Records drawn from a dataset
++++

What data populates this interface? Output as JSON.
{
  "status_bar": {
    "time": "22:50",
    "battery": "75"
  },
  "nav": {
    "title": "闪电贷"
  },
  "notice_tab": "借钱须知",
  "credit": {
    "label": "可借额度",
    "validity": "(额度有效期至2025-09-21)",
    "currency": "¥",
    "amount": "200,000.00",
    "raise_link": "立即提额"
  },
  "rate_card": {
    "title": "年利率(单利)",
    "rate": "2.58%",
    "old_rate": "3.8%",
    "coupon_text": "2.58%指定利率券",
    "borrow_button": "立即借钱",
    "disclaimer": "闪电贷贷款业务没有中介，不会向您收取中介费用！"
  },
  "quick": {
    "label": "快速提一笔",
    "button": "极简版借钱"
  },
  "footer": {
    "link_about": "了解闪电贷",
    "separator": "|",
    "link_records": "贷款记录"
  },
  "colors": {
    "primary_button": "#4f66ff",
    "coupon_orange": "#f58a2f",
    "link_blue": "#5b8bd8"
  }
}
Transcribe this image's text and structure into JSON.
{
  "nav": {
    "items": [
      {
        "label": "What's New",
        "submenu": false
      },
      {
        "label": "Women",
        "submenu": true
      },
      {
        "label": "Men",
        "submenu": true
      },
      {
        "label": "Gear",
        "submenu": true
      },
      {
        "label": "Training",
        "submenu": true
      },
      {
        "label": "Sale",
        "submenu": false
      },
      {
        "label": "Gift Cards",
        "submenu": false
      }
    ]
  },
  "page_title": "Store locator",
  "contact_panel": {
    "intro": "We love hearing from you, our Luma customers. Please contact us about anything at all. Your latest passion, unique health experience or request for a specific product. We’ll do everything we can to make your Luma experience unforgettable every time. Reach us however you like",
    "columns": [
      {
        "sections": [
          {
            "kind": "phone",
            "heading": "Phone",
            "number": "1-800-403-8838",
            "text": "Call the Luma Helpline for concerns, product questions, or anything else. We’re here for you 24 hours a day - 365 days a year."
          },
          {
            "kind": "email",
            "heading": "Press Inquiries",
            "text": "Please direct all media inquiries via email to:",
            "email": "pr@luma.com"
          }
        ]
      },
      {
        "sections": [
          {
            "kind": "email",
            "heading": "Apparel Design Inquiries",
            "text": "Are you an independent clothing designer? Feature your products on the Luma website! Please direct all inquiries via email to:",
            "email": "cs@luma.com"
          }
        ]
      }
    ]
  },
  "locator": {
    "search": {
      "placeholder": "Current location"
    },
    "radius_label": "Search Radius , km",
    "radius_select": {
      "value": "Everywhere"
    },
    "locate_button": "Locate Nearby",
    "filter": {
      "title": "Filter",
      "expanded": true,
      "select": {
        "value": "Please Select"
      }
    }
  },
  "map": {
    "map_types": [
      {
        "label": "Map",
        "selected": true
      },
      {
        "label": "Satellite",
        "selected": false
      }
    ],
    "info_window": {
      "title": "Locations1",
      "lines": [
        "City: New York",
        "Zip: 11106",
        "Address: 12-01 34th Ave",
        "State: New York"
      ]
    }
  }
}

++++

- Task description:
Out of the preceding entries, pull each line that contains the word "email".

- Finished task:
            "kind": "email",
            "text": "Please direct all media inquiries via email to:",
            "email": "pr@luma.com"
            "kind": "email",
            "text": "Are you an independent clothing designer? Feature your products on the Luma website! Please direct all inquiries via email to:",
            "email": "cs@luma.com"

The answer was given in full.